__TASK TO CARRY OUT__.
All of the data must be output without alteration.

__RECORDS PROVIDED__.
[Start of section]

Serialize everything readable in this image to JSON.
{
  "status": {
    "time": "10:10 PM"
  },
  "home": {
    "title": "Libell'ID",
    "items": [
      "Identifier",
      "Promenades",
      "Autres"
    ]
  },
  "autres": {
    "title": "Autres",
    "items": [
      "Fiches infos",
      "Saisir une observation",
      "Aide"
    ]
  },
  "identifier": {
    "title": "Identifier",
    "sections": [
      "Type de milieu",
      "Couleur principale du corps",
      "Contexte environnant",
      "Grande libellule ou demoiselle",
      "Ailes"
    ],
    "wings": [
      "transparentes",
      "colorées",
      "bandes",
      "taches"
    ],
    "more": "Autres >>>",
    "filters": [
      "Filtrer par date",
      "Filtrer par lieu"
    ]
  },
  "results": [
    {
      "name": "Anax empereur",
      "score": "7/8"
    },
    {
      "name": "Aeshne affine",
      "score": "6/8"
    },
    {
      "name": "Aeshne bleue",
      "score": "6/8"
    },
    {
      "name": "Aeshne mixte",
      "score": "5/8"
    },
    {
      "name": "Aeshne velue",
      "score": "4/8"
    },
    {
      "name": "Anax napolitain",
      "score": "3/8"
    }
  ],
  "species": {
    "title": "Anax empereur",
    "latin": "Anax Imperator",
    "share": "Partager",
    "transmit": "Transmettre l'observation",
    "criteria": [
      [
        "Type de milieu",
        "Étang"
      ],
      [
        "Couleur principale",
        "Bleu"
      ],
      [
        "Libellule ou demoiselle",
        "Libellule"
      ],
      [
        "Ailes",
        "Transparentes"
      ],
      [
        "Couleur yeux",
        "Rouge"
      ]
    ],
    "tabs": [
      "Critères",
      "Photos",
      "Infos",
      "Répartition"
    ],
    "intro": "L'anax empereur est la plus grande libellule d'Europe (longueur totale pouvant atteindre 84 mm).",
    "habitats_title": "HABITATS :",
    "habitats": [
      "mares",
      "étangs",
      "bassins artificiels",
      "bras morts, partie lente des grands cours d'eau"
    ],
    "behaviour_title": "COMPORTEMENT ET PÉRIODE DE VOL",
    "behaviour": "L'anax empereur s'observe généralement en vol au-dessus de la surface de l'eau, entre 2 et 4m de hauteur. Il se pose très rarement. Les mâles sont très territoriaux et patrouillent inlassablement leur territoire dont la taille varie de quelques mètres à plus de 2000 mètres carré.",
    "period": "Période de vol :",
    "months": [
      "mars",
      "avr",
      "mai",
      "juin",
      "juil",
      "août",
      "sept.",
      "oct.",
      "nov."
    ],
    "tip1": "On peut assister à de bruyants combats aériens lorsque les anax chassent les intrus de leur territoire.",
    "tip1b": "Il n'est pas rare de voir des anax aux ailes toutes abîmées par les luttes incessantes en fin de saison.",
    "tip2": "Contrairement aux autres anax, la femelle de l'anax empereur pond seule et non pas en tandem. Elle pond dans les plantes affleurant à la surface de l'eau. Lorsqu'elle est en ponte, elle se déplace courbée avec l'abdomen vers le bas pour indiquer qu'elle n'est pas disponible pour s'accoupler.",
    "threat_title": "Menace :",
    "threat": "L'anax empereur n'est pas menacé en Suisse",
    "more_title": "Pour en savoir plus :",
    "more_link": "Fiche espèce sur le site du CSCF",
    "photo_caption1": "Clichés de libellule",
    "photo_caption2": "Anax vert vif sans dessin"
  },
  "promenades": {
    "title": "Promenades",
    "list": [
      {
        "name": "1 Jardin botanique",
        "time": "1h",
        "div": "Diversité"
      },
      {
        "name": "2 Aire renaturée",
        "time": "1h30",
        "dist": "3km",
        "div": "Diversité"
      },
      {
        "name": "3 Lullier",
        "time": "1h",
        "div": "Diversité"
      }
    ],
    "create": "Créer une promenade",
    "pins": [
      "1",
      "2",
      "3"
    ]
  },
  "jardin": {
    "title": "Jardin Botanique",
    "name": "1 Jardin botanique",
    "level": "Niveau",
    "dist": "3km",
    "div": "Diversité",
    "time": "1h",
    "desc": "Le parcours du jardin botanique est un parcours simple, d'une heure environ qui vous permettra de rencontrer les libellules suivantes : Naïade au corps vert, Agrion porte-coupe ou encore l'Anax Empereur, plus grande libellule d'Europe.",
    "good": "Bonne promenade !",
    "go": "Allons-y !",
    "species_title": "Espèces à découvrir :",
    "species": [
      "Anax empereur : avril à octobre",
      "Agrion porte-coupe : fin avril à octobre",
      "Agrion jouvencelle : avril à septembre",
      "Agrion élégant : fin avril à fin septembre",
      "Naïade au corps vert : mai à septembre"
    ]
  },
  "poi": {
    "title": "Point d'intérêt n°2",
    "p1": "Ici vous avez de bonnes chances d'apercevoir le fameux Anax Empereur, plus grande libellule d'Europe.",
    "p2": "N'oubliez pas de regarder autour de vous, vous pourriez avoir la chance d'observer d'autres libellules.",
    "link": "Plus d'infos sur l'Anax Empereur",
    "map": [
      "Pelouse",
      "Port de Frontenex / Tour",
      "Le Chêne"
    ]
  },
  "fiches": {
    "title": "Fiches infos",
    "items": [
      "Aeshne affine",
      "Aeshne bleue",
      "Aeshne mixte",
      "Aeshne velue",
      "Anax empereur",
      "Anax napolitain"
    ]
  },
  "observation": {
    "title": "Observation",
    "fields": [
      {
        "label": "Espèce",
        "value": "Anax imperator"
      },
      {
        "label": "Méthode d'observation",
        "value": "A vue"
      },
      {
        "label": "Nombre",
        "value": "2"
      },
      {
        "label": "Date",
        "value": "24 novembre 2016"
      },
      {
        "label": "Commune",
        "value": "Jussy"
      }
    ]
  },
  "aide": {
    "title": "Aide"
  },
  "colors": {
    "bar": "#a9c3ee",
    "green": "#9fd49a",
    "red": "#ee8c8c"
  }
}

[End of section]

__ANSWER FOR THE TASK__.
Serialize everything readable in this image to JSON.
{
  "status": {
    "time": "10:10 PM"
  },
  "home": {
    "title": "Libell'ID",
    "items": [
      "Identifier",
      "Promenades",
      "Autres"
    ]
  },
  "autres": {
    "title": "Autres",
    "items": [
      "Fiches infos",
      "Saisir une observation",
      "Aide"
    ]
  },
  "identifier": {
    "title": "Identifier",
    "sections": [
      "Type de milieu",
      "Couleur principale du corps",
      "Contexte environnant",
      "Grande libellule ou demoiselle",
      "Ailes"
    ],
    "wings": [
      "transparentes",
      "colorées",
      "bandes",
      "taches"
    ],
    "more": "Autres >>>",
    "filters": [
      "Filtrer par date",
      "Filtrer par lieu"
    ]
  },
  "results": [
    {
      "name": "Anax empereur",
      "score": "7/8"
    },
    {
      "name": "Aeshne affine",
      "score": "6/8"
    },
    {
      "name": "Aeshne bleue",
      "score": "6/8"
    },
    {
      "name": "Aeshne mixte",
      "score": "5/8"
    },
    {
      "name": "Aeshne velue",
      "score": "4/8"
    },
    {
      "name": "Anax napolitain",
      "score": "3/8"
    }
  ],
  "species": {
    "title": "Anax empereur",
    "latin": "Anax Imperator",
    "share": "Partager",
    "transmit": "Transmettre l'observation",
    "criteria": [
      [
        "Type de milieu",
        "Étang"
      ],
      [
        "Couleur principale",
        "Bleu"
      ],
      [
        "Libellule ou demoiselle",
        "Libellule"
      ],
      [
        "Ailes",
        "Transparentes"
      ],
      [
        "Couleur yeux",
        "Rouge"
      ]
    ],
    "tabs": [
      "Critères",
      "Photos",
      "Infos",
      "Répartition"
    ],
    "intro": "L'anax empereur est la plus grande libellule d'Europe (longueur totale pouvant atteindre 84 mm).",
    "habitats_title": "HABITATS :",
    "habitats": [
      "mares",
      "étangs",
      "bassins artificiels",
      "bras morts, partie lente des grands cours d'eau"
    ],
    "behaviour_title": "COMPORTEMENT ET PÉRIODE DE VOL",
    "behaviour": "L'anax empereur s'observe généralement en vol au-dessus de la surface de l'eau, entre 2 et 4m de hauteur. Il se pose très rarement. Les mâles sont très territoriaux et patrouillent inlassablement leur territoire dont la taille varie de quelques mètres à plus de 2000 mètres carré.",
    "period": "Période de vol :",
    "months": [
      "mars",
      "avr",
      "mai",
      "juin",
      "juil",
      "août",
      "sept.",
      "oct.",
      "nov."
    ],
    "tip1": "On peut assister à de bruyants combats aériens lorsque les anax chassent les intrus de leur territoire.",
    "tip1b": "Il n'est pas rare de voir des anax aux ailes toutes abîmées par les luttes incessantes en fin de saison.",
    "tip2": "Contrairement aux autres anax, la femelle de l'anax empereur pond seule et non pas en tandem. Elle pond dans les plantes affleurant à la surface de l'eau. Lorsqu'elle est en ponte, elle se déplace courbée avec l'abdomen vers le bas pour indiquer qu'elle n'est pas disponible pour s'accoupler.",
    "threat_title": "Menace :",
    "threat": "L'anax empereur n'est pas menacé en Suisse",
    "more_title": "Pour en savoir plus :",
    "more_link": "Fiche espèce sur le site du CSCF",
    "photo_caption1": "Clichés de libellule",
    "photo_caption2": "Anax vert vif sans dessin"
  },
  "promenades": {
    "title": "Promenades",
    "list": [
      {
        "name": "1 Jardin botanique",
        "time": "1h",
        "div": "Diversité"
      },
      {
        "name": "2 Aire renaturée",
        "time": "1h30",
        "dist": "3km",
        "div": "Diversité"
      },
      {
        "name": "3 Lullier",
        "time": "1h",
        "div": "Diversité"
      }
    ],
    "create": "Créer une promenade",
    "pins": [
      "1",
      "2",
      "3"
    ]
  },
  "jardin": {
    "title": "Jardin Botanique",
    "name": "1 Jardin botanique",
    "level": "Niveau",
    "dist": "3km",
    "div": "Diversité",
    "time": "1h",
    "desc": "Le parcours du jardin botanique est un parcours simple, d'une heure environ qui vous permettra de rencontrer les libellules suivantes : Naïade au corps vert, Agrion porte-coupe ou encore l'Anax Empereur, plus grande libellule d'Europe.",
    "good": "Bonne promenade !",
    "go": "Allons-y !",
    "species_title": "Espèces à découvrir :",
    "species": [
      "Anax empereur : avril à octobre",
      "Agrion porte-coupe : fin avril à octobre",
      "Agrion jouvencelle : avril à septembre",
      "Agrion élégant : fin avril à fin septembre",
      "Naïade au corps vert : mai à septembre"
    ]
  },
  "poi": {
    "title": "Point d'intérêt n°2",
    "p1": "Ici vous avez de bonnes chances d'apercevoir le fameux Anax Empereur, plus grande libellule d'Europe.",
    "p2": "N'oubliez pas de regarder autour de vous, vous pourriez avoir la chance d'observer d'autres libellules.",
    "link": "Plus d'infos sur l'Anax Empereur",
    "map": [
      "Pelouse",
      "Port de Frontenex / Tour",
      "Le Chêne"
    ]
  },
  "fiches": {
    "title": "Fiches infos",
    "items": [
      "Aeshne affine",
      "Aeshne bleue",
      "Aeshne mixte",
      "Aeshne velue",
      "Anax empereur",
      "Anax napolitain"
    ]
  },
  "observation": {
    "title": "Observation",
    "fields": [
      {
        "label": "Espèce",
        "value": "Anax imperator"
      },
      {
        "label": "Méthode d'observation",
        "value": "A vue"
      },
      {
        "label": "Nombre",
        "value": "2"
      },
      {
        "label": "Date",
        "value": "24 novembre 2016"
      },
      {
        "label": "Commune",
        "value": "Jussy"
      }
    ]
  },
  "aide": {
    "title": "Aide"
  },
  "colors": {
    "bar": "#a9c3ee",
    "green": "#9fd49a",
    "red": "#ee8c8c"
  }
}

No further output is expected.